Employers need to be mindful of the significant differences globally in how mental health is viewed and treated, when it comes to managing an international workforce. Disparities in both attitudes to, and treatment of, mental ill-health could make the difference between an international post succeeding or failing, if not understood and managed effectively.
It is estimated that 300 million people suffer from depression worldwide and 260 million have anxiety disorders.* But in low- and middle-income countries (such as many countries throughout Sub-Saharan Africa **), between 76% and 85% of people with mental disorders receive no treatment for a mental health disorder – resulting in many suffering alone.*** In high-income countries (such as the United States), between 35% and 50% of people with mental disorders are in the same situation.

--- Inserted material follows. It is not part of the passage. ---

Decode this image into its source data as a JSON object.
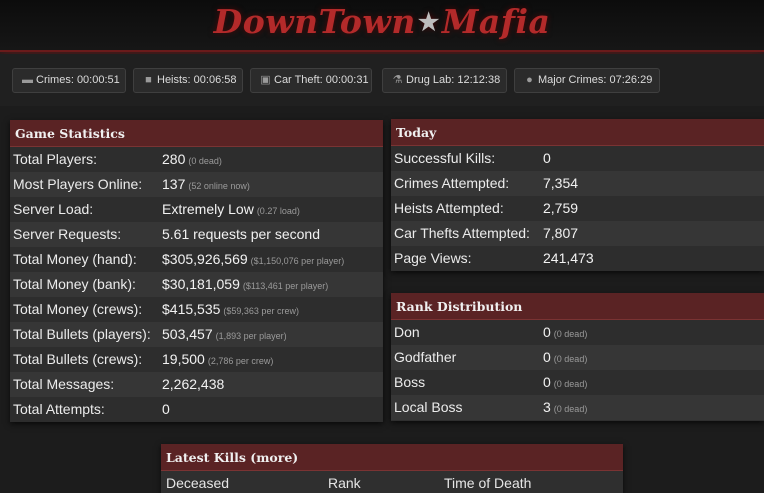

Mental health is an issue that affects employers, as The World Health Organisation estimates it costs business $1 trillion a year in lost productivity. It’s therefore within the interest of businesses to ensure that provisions are in place to support mental health and in turn boost productivity.
However, the culture of different countries can mean that mental ill-health is considered taboo and therefore not supported. Similarly, a long-hours culture can exacerbate mental health concerns, with research highlighting a correlation between extra-long working hours (55 hours and above) and a heightened risk of depression.**** In the UK, a standard working week is understood as 35-40 hours, yet eight in ten countries in the Middle East, for example, permit weekly working hours in excess of 60 hours – creating an extra-long working hours culture.***** Employers with staff abroad need to be mindful of the pressure this can place on employees, and offer support where possible.
There are a number of solutions available to provide staff with support, including offering a global employee assistance programme (EAP). This allows staff to potentially access a range of services 24/7 – including financial, legal and emotional support – to help them through difficult times, wherever they are based in the world. Employees are also able to talk to an adviser that has had an expat experience, of being in the same country and working long hours, and therefore provide advice on how to better manage their current situation. So, if mental ill-health is generally not discussed in the country the employee is in, they still have a confidential outlet for support if needed.
Sarah Dennis, head of international for The Health Insurance Group said:
“Countries around the world approach mental health very differently. Some actively encourage open and honest dialogue about mental health, to provide support where possible, and others view the subject as off-limits. But it’s clear that mental ill-health affects many of us, so providing support – that is confidential – can make the difference between an employee feeling able to continue an international post or not.”
The most crucial thing for businesses is to get the top team on board with understanding the value of maintaining good mental health. Information regarding where employees can access further mental health support is then disseminated more effectively, helping employees to not feel so alone if they are struggling. Understanding the financial benefits of supporting mental health is often the first incentive to gain senior buy-in, and the second is seeing the positive impact robust solutions can have on individual wellbeing and overall employee brand.